A bed sore is a condition that develops when, due to lack of mobility, constant pressure is placed on a part of the body. The constant pressure cuts off the circulation and deprives the area of oxygen. The skin and tissue begin to die and wear away, revealing internal parts of the body.
Bed sores progress gradually after first appearing. They fall into one of four categories based on their severity.
- Stage I. The initial stage and least severe, stage one bed sores are not yet open wounds. The skin is red and may be swollen. It can also be warm and hard to the touch. Later, the red color may deepen into a purple hue.
- Stage II. The skin has broken open and infection is now an elevated risk. Abrasions may appear, as may blisters. The outer layers of skin are dead and peeling back.
- Stage III. There is now a definite wound in the shape of a shallow crater. The skin has completely died and worn away at the location, revealing damaged tissue underneath. The infection risk is high now.
- Stage IV. The most severe stage of bed sore, stage IV means the tissue underneath the skin has also died and worn away. The muscle and bone underneath are now exposed. The infection risk is extreme, and this is when osteomyelitis is at risk of occurring. A stage IV bed sore is a life-threatening condition.
Immobile patients are at severe risk of bed sores and careful steps must be taken to assure that they do not develop. Paralyzed patients will not be able to move on their own, or can move only with great difficulty. Comatose patients do not toss and turn like normal, healthy people when they sleep. They, too, must be turned frequently to relieve pressure on various parts of the body. Sick patients, or patients who lack energy can also be at risk if they are unable to move themselves frequently.
Bed Sore Treatment
Prevention is always better than cure, but if a bed sore develops it can be treated. The sooner it is caught, the easier it is to heal.

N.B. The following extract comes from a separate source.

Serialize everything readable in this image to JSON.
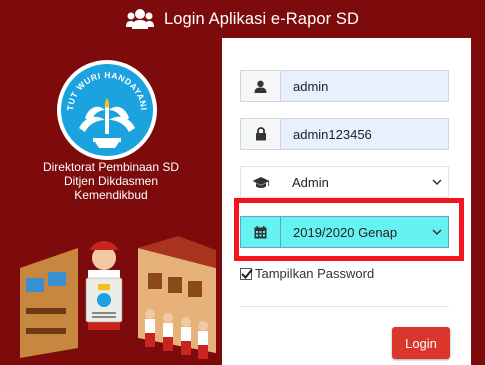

Treatment will vary based on factors like the severity of the bed sore. Debridement, which is the removal of dead tissue, may be necessary for any bed sore past stage I. A wound vac, which applies suction to a wound and helps to prevent infection, is also a tool to treat bedsores. Severe bed sores may require reconstructive surgery and, in the worst cases, amputation.
A qualified physician will always make the final decision as to which forms of treatment are appropriate in a given case.
What is Gangrene?
Gangrene is the death of tissue due to lack of blood flow and infection. Bed sores are always at risk of getting infected, and this puts the life of the patient at risk.
What is Osteomyelitis?
Osteomyelitis is an infection of the bone. This can happen in more than one way, but one common condition that can lead to osteomyelitis is a bed sore. In its more advanced stages, a bed sore can expose bone to the open air. This can damage and infect the bone.
Osteomyelitis was once incurable, however, with modern medicine it can be successfully treated. This usually requires surgery to take out the part of the bone that has died.
The Importance of Caregivers
Bed sores are a common problem in America. Each year, wound care costs exceed $1 billion and are sometimes much higher than that. Most bed sores are preventable, but this often requires the dedicated care of professionals.
There are devices which can relieve the pressure on the parts of the body that bear weight. Special heel boots, for example, or mattresses designed to relieve pressure are important tools in fighting the formation of bed sores. In addition, caregivers must turn patients who are unable to do so on their own several times a day. Patients in wheelchairs will require "off-loading" to give temporary relief to areas of the body that have been cut off from blood flow.
If caregivers fail to provide proper care, they can be held liable under the law. If a plaintiff can demonstrate that the caregiver had a duty to provide care, failed to do so and that failing to do so led to a bed sore or even death, juries may award large settlements.